Yellow Fringed Orchid (Ciliaris) is generally described as
a perennial forb/herb.
native to the U.S. (United States)
Uses of : Landscaping, Medicinal, Culinary, etc.
Ethnobotanic: The Cherokee and Seminoles as well as other Native American tribes in the Eastern United States used the yellow-fringed orchid for medicinal and other purposes. The roots were used to make infusions to treat diarrhea. The roots were also used to treat snakebites. A cold infusion of the root was taken to relieve headaches. A piece of the root was used on fishhooks to “make the fish bite better.” In Florida, it was known as “rattle snake’s master” and was used both internally and externally to treat snakebite.
General: Orchid Family (Orchidaceae). This plant is a native, perennial herb. The upright stems will grow 30 cm to 1m tall. The roots are tuberous or fleshy. The plant has numerous lance-shaped leaves. The lower leaves are about 30 cm long, 3 to 6 cm wide, with smaller leaves toward the top. The plants have showy spikes (5 to 20 cm long) of loosely clustered flowers. The flowers grow in racemes, opening from bottom to top. The flowers can be bright yellow through apricot to deep orange. The lower petal or lip of the flower is linear-oblong (8 to 12 mm long, 2-3 m wide) with long ciliated fringe (12 to 16 mm long). The spurs are 20 to 33 mm long. Blooming time is variable, but usually from late June in the North to late September in the South.
Required Growing Conditions
For current distribution, please consult the Plant Profile page for this species on the PLANTS Web site.
Habitat: The plants are native to sphagnum and sedge bogs, swamps, marshes, wet sandy barrens, thickets on borders of streams and ponds, moist woods, wet meadows, prairies, and in deep humus of upland forests in the Eastern United States and Canada.

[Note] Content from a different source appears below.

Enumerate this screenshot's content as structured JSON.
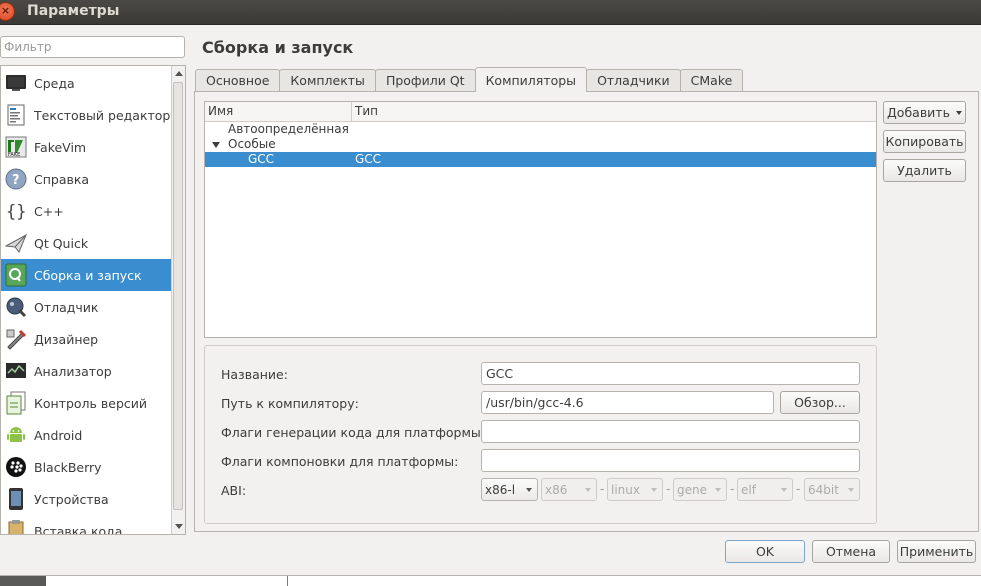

This plant may be listed as threatened in your state. This rare plant is threatened by loss of habitat, harvesting, and changes in land management practices, such as fire suppression, in much of its native range. It is listed as threatened by many states and is probably locally extinct in Canada. It is also listed in Appendix II of the CITES database of threatened plants.
General Upkeep and Control
PLOC"American sycamore can be regenerated from natural seed sources, by planting, or by stump and root sprouting. On silvicultural biomass farms aimed at maximum fiber production, fertilization is usually necessary, especially with rotations shorter than 5 years. Sycamores in managed plantations interplanted with legumes or other nitrogen-fixing species were larger than control plants 6 years after establishment of the nitrogen fixers. Sycamore has good coppice regeneration potential, although it has been reported that trees died after two successive harvests. A high percentage of stumps sprout, regardless of stump size or time of harvest, although larger and heavier sprouts are produced from dormant season cuts (vs. growing season).
Significant diseases and insect problems occur in managed plantations and landscaping trees of American sycamore but are largely absent from natural stands. Important problems include anthracnose and eastern mistletoe (Phoradendron spp.).
Prescribed fire is not recommended for bottomland forests in which sycamore occurs. Bottomland fires usually move rapidly along the surface, consuming shrubs and herbs and usually killing saplings and seedlings of all species. Larger trees suffer bark wounds that create points of entry for rots, stains, and insects. Under extreme conditions, large trees may be killed outright. Fire also reduces soil organic layers, leading to site degradation. "
Source: USDA, NRCS, PLANTS Database, plants.usda.gov.
National Plant Data Center, Baton Rouge, LA 70874-4490 USA